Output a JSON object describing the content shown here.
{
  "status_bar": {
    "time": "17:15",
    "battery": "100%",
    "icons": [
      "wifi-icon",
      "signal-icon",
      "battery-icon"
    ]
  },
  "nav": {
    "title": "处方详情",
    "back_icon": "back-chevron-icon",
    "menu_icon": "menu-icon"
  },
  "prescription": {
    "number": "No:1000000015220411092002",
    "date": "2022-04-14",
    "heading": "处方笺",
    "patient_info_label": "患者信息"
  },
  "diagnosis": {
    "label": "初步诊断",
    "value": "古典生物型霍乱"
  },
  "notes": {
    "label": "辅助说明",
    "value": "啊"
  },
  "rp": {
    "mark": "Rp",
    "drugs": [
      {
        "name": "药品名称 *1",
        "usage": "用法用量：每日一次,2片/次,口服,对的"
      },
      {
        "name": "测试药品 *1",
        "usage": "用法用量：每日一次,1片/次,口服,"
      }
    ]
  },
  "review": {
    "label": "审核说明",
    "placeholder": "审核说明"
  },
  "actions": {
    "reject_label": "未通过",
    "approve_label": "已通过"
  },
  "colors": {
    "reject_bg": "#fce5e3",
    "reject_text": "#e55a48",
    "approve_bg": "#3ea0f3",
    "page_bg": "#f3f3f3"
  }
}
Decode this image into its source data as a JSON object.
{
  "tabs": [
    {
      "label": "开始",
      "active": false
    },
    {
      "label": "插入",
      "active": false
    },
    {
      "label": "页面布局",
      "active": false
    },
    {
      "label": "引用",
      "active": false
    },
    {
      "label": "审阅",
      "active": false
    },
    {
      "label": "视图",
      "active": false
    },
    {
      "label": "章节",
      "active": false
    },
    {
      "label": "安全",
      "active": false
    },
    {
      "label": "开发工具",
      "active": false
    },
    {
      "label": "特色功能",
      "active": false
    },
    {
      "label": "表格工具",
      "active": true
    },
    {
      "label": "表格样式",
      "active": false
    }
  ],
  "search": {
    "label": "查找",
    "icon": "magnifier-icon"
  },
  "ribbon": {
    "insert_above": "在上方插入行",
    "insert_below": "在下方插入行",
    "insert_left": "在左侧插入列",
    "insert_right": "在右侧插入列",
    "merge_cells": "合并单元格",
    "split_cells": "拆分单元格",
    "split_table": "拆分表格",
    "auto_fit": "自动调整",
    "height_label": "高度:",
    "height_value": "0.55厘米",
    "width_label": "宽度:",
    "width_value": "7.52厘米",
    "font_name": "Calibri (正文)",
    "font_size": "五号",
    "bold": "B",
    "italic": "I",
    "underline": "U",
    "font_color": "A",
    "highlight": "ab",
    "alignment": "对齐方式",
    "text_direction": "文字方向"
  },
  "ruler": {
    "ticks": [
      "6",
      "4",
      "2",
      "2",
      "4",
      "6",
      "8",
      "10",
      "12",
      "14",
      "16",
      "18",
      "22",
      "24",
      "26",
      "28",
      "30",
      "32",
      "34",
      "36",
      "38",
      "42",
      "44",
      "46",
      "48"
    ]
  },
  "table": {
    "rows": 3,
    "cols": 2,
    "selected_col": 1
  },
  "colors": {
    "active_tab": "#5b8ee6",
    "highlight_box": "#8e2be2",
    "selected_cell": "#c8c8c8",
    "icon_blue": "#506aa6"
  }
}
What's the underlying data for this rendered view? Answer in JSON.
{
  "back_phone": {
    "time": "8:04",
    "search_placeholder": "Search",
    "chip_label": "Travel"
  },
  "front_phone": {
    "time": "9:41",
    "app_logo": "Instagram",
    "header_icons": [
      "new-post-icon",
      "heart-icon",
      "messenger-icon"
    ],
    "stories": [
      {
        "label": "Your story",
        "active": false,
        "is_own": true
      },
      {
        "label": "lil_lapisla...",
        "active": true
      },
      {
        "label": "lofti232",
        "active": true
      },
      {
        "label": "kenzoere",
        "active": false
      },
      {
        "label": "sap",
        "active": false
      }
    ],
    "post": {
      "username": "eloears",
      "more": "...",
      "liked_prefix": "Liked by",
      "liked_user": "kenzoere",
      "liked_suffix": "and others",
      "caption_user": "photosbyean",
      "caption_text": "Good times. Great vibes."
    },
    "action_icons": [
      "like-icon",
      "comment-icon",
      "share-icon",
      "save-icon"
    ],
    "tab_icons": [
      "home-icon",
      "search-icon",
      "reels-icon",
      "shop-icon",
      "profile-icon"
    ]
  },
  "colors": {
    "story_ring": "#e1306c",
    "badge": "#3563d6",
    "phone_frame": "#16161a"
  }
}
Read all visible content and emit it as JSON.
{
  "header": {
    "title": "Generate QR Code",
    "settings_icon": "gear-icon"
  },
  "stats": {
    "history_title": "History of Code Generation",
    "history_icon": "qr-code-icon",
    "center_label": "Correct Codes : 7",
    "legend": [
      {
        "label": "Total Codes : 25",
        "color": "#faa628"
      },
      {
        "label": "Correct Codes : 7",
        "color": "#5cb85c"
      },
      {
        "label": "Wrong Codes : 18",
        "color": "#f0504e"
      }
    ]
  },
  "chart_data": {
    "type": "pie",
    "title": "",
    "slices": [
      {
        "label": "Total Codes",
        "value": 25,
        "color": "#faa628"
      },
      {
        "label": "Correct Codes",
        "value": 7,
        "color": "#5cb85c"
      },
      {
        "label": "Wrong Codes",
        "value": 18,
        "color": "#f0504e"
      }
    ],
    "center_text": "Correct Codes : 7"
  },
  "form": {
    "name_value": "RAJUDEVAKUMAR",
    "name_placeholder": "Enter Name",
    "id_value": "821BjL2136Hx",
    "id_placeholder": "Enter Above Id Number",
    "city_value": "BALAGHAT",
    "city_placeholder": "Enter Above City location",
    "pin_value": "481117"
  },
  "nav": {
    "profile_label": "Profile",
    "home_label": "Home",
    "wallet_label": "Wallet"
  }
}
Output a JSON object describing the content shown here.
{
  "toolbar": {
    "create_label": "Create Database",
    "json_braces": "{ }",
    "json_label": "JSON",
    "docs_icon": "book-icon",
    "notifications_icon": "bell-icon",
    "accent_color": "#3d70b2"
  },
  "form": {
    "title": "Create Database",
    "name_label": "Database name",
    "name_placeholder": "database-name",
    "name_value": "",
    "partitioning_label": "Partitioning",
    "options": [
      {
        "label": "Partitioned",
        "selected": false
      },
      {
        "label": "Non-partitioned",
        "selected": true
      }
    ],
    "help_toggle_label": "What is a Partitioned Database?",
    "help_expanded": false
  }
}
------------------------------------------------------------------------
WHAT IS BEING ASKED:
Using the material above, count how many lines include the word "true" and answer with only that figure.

EXERCISE RESPONSE:
5